> > > Here are some choices (mostly bad choices, but choices none-the-less): > > >
> > > 1. Publicly expose the textboxes on the form. I am not keen on this idea.
> > > 2. Create a method to update the textbox. This is better, but has its > > > limitations.
> > > 3. Pass the textbox into the method by ref and allow it to be updated. This
> > > can tightly couple the form to your class.
> > > 4. Create a delegate when you update the text and link to a method on your
> > > form (handle an "event"). You can use this method to update the
textbox.
> > >
> > > NOTE: In a properly tiered application, the UI sends information into the
> > > business layer and receives back an answer (or handles events raised > > > (delegates)). The UI works with the user, so it is the driver. If you have
> > > the business layer updating the UI directly, you are reversing the
flow. This
> > > generally ends with a business layer that is intertwined with the UI and hard
> > > to separate (yuck). You should think in terms of black boxes (when I hand you
> > > this, you do something and return this) and services (much like black box,
> > > but the messages passed are generally larger). In both cases, you try not to
> > > link your UI and your business components. If you do, you might as
well leave
> > > the code in the UI.
> > >
> > > --
> > > Gregory A. Beamer
> > > MVP; MCP: +I, SE, SD, DBA
> > >
> > > ***************************
> > > Think Outside the Box!
> > > ***************************
> > >
> > >
> > > "kfrost" wrote:
> > >
> > > > I know this is probably simple but I have a C# form and the class for the
> > > > form is called sbaSynch. I have a textbox name txtServerName.
> > > >
> > > > I'm creating a class to manipulate XML functions so I added a class to
> > > > project and it's named XmlApi().
> > > >
> > > > In the XmlAPI() class I have simple code as following
> > > > XmlAPI()
> > > > {
> > > > string str = "Some Text";
> > > > sbaSynch sbas = new sbaSynch();
> > > > sbas.txtServerName.Text = str;
> > > >
> > > > }
> > > >
> > > > I get no errors but the text box on the form doesn't display the
text that
> > > > was assigned to it.
> > > >
> > > >
> > > > --
> > > > kr**@n-sv.com
> > > >
> > > > Network & Software Integration
> > > > www.n-sv.com
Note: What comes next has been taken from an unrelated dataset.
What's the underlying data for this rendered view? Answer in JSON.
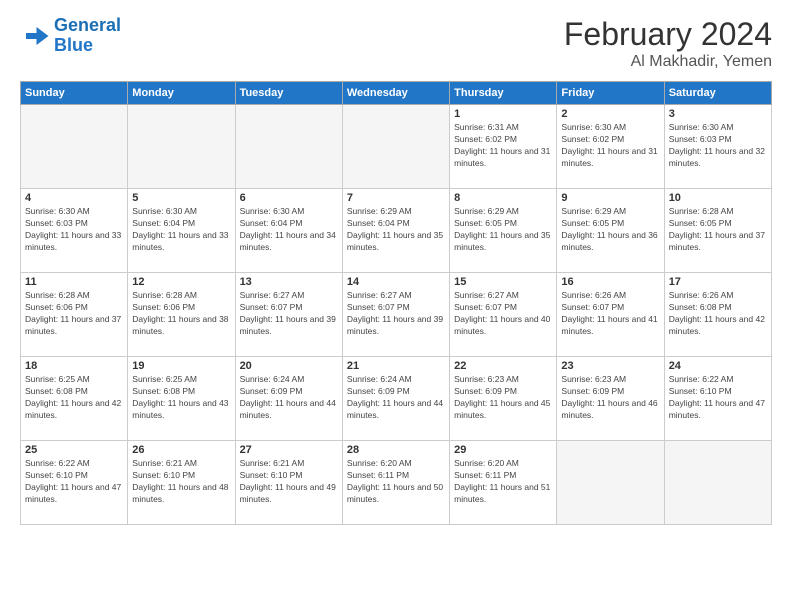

Nov 17 '05 #29

This discussion thread is closed

Replies have been disabled for this discussion.